Apostle Thomas7, James8 the Greater, and Philip9 are the next group of three.
Matthew10, Jude Thaddeus11, and Simon12 the Zealot are the final group of three.
Judas Iscariot4 is wearing green and blue and is in shadow, looking rather withdrawn and taken aback by the sudden revelation of his plan. He is clutching a small bag, perhaps signifying the silver given to him as payment to betray Jesus, or perhaps a reference to his role within the 12 disciples as treasurer. He is also tipping over the salt cellar. This may be related to the near-Eastern expression to "betray the salt" meaning to betray one's Master. He is the only person to have his elbow on the table and his head is also horizontally the lowest of anyone in the painting.
Peter5 looks angry and is holding a knife pointed away from Christ, perhaps foreshadowing his violent reaction in Gethsemane during Jesus' arrest.
The youngest apostle, John6 , appears to swoon.
Thomas7 is clearly upset; the raised index finger foreshadows his incredulity of the Resurrection.
James8 the Greater looks stunned, with his arms in the air. Meanwhile, Philip9 appears to be requesting some explanation.
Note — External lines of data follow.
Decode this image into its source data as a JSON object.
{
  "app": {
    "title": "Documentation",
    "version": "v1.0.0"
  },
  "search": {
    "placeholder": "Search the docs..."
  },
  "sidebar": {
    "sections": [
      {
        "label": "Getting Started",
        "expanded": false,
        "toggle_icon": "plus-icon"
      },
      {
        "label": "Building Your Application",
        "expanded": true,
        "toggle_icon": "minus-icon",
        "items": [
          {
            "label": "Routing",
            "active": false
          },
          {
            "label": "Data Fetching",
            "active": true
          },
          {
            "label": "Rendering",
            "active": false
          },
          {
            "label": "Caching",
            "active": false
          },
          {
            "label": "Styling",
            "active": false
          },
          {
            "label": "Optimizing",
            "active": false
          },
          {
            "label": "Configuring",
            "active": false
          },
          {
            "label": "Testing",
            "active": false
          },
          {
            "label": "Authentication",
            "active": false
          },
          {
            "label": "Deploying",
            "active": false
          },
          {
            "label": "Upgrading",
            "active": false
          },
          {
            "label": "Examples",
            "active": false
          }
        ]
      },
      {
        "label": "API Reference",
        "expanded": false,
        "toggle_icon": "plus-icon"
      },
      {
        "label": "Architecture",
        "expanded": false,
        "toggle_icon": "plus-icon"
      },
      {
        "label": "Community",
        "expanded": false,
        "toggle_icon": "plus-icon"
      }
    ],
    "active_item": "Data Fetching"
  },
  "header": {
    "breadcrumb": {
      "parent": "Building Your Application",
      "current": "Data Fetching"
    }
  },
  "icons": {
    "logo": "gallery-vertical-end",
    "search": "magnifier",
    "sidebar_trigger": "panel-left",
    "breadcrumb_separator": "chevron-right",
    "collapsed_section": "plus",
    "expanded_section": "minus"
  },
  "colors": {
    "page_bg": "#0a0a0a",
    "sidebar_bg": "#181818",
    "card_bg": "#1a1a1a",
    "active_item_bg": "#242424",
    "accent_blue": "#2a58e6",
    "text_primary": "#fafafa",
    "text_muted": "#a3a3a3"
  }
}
Both Jude Thaddeus11 and Matthew10 are turned toward Simon12 , perhaps to find out if he has any answer to their initial questions.